**Input data:**
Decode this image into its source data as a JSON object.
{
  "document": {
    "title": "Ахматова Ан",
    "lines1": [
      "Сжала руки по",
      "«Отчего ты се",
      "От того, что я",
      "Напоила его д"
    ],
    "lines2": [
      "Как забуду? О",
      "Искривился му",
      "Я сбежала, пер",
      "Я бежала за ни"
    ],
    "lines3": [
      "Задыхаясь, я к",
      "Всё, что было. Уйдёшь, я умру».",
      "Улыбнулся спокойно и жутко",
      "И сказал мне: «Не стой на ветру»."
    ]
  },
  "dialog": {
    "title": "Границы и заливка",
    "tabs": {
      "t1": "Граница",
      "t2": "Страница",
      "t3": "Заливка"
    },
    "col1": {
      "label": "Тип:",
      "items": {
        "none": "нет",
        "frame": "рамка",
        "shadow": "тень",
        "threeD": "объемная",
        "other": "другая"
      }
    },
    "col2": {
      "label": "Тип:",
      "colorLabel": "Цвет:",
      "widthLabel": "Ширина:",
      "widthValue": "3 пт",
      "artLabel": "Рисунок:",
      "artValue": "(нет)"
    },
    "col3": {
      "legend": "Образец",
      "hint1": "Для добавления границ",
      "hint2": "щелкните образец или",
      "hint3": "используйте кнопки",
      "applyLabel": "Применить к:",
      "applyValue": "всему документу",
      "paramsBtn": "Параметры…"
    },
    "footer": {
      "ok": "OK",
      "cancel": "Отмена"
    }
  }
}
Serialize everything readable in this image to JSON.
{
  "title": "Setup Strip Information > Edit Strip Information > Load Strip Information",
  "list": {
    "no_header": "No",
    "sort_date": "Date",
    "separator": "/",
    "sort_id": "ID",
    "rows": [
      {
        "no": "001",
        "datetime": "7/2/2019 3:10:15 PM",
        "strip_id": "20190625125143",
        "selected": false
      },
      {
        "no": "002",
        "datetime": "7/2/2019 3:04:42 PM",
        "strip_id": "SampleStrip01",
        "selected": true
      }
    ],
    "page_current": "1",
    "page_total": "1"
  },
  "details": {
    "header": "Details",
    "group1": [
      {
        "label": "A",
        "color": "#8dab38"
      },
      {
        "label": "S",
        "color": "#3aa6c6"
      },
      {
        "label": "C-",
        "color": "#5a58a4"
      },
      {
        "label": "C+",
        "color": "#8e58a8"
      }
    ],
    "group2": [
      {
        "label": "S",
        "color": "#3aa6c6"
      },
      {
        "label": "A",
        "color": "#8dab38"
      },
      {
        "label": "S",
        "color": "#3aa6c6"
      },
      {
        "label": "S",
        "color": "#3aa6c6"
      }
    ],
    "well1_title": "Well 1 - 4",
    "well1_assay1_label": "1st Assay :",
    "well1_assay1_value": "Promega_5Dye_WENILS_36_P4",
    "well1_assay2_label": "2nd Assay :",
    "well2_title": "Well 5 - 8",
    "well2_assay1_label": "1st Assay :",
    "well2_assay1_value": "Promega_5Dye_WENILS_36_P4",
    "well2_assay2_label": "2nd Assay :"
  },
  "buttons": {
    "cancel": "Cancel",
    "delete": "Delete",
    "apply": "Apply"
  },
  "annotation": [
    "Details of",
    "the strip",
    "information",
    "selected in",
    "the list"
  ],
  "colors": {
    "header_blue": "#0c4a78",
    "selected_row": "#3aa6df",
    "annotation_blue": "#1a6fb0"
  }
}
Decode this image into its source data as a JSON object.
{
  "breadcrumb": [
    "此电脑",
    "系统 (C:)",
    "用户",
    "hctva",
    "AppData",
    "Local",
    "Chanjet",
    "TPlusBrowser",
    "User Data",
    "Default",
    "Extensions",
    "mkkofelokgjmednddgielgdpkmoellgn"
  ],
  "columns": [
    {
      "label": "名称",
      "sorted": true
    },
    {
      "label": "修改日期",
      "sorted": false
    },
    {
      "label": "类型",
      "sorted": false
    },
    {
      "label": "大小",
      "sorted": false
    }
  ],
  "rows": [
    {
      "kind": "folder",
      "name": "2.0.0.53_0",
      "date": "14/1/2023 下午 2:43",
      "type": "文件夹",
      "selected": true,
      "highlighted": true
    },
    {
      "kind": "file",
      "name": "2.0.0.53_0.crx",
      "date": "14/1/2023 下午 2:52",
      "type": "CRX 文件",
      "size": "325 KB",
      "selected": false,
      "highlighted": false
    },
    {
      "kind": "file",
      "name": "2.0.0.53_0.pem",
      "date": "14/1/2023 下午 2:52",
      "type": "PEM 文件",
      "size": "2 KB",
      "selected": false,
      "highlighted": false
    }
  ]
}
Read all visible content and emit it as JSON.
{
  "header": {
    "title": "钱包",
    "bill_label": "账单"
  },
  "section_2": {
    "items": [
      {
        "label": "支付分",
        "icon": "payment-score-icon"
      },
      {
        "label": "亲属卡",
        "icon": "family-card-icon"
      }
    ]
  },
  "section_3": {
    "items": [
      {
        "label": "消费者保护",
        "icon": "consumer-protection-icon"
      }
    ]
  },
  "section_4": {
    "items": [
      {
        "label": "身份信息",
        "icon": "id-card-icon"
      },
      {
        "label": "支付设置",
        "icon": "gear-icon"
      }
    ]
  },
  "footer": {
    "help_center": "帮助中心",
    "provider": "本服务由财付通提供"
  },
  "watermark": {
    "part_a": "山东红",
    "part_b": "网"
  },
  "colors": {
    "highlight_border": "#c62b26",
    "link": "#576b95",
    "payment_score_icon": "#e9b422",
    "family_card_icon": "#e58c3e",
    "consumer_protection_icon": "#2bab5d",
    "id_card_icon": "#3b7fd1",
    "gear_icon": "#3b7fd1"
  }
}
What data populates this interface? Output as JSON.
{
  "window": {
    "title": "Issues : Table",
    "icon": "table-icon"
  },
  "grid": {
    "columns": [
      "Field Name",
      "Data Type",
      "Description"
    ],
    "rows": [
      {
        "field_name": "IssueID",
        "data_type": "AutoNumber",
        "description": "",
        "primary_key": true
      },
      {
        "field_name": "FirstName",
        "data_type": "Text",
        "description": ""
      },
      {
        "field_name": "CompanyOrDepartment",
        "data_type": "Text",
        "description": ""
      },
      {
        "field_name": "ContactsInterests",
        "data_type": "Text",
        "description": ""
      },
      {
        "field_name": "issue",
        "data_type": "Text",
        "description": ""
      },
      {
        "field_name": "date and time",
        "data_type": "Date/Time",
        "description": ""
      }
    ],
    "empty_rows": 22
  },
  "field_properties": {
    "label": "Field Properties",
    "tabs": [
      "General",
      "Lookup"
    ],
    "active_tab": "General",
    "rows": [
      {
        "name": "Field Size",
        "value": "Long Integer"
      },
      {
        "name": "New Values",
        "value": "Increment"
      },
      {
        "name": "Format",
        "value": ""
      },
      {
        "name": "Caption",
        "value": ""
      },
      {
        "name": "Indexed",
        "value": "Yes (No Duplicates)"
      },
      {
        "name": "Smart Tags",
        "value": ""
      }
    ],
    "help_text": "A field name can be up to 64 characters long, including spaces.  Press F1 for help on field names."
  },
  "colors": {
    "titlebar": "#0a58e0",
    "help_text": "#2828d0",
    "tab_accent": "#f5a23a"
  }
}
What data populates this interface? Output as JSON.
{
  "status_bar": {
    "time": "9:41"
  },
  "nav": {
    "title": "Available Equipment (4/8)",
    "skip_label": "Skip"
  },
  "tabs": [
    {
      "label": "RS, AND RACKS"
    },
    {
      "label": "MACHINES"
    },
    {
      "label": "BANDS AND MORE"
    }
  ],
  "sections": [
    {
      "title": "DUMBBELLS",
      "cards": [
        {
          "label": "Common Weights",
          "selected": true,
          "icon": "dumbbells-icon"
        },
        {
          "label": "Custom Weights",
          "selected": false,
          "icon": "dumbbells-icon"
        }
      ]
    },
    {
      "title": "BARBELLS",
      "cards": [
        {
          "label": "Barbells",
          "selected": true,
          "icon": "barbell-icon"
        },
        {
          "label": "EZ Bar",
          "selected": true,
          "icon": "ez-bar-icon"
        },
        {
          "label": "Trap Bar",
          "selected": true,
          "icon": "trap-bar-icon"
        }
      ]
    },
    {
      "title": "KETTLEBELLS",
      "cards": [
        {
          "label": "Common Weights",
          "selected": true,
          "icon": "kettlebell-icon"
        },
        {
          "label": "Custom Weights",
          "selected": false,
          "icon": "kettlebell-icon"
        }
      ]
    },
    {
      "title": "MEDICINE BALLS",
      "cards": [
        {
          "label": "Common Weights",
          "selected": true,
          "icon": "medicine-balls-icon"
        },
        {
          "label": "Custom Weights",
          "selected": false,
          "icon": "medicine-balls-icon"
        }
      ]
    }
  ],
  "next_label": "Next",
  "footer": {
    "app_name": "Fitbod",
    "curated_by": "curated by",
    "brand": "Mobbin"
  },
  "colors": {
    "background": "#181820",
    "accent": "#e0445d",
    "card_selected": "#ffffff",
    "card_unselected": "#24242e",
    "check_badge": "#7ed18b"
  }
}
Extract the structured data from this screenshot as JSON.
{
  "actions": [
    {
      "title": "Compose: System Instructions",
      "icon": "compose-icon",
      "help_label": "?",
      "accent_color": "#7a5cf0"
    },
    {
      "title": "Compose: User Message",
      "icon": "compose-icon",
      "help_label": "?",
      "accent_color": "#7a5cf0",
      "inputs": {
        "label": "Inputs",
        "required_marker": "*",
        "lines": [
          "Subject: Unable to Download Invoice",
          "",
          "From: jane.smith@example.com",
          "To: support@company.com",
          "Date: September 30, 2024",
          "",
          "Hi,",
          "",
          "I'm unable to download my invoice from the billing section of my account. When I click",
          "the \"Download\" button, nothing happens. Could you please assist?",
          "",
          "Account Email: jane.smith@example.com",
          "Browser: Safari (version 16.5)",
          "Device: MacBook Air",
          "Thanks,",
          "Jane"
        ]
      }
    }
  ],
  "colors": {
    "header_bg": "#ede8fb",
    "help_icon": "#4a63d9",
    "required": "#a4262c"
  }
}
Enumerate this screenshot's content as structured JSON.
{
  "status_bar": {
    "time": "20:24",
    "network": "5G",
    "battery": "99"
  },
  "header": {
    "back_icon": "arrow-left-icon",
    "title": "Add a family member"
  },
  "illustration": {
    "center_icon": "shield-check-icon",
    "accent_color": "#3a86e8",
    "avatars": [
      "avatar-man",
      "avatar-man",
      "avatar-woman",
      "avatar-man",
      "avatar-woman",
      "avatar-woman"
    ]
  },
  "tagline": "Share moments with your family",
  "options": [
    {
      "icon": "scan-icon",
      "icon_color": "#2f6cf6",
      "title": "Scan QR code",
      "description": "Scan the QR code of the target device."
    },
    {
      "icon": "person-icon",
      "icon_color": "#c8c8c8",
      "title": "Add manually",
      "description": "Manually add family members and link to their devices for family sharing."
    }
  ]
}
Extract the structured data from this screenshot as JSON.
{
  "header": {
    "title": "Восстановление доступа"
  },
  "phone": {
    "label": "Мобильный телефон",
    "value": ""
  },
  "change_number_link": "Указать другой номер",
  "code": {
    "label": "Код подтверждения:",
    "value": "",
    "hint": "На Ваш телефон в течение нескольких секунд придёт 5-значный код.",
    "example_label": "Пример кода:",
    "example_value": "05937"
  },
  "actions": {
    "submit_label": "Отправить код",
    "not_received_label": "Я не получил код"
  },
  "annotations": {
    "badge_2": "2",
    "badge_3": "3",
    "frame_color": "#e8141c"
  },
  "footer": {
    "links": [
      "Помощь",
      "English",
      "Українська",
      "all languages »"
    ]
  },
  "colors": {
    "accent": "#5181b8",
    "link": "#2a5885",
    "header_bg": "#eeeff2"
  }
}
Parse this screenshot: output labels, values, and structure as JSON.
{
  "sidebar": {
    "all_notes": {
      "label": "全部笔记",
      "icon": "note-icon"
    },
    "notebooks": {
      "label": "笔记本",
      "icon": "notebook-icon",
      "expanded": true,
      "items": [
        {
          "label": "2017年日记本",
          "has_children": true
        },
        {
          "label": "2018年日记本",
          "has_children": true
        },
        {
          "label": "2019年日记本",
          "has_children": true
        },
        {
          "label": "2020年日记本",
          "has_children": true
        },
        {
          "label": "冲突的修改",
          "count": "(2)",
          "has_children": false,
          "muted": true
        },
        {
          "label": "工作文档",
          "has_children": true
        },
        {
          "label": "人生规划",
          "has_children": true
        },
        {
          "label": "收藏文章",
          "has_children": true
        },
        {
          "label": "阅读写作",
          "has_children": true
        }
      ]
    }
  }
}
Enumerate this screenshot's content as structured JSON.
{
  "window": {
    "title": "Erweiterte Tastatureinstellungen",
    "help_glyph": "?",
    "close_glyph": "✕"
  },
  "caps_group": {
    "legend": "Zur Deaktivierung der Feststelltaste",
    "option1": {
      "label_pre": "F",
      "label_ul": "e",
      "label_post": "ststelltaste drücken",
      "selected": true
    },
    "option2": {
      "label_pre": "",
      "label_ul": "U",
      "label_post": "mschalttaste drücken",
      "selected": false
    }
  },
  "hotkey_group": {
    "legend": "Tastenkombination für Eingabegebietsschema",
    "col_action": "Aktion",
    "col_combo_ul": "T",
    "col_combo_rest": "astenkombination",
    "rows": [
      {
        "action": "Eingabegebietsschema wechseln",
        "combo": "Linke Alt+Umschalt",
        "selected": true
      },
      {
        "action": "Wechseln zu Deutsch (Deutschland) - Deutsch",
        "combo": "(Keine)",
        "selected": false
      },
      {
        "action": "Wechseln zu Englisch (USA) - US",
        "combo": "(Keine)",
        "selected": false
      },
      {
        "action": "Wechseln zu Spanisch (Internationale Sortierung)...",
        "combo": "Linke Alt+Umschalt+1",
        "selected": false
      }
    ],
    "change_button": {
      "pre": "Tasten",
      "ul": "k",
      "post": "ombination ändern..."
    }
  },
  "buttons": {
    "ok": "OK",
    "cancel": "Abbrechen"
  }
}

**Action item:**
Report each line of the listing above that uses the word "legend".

**Answer space:**
      "legend": "Образец",
    "legend": "Zur Deaktivierung der Feststelltaste",
    "legend": "Tastenkombination für Eingabegebietsschema",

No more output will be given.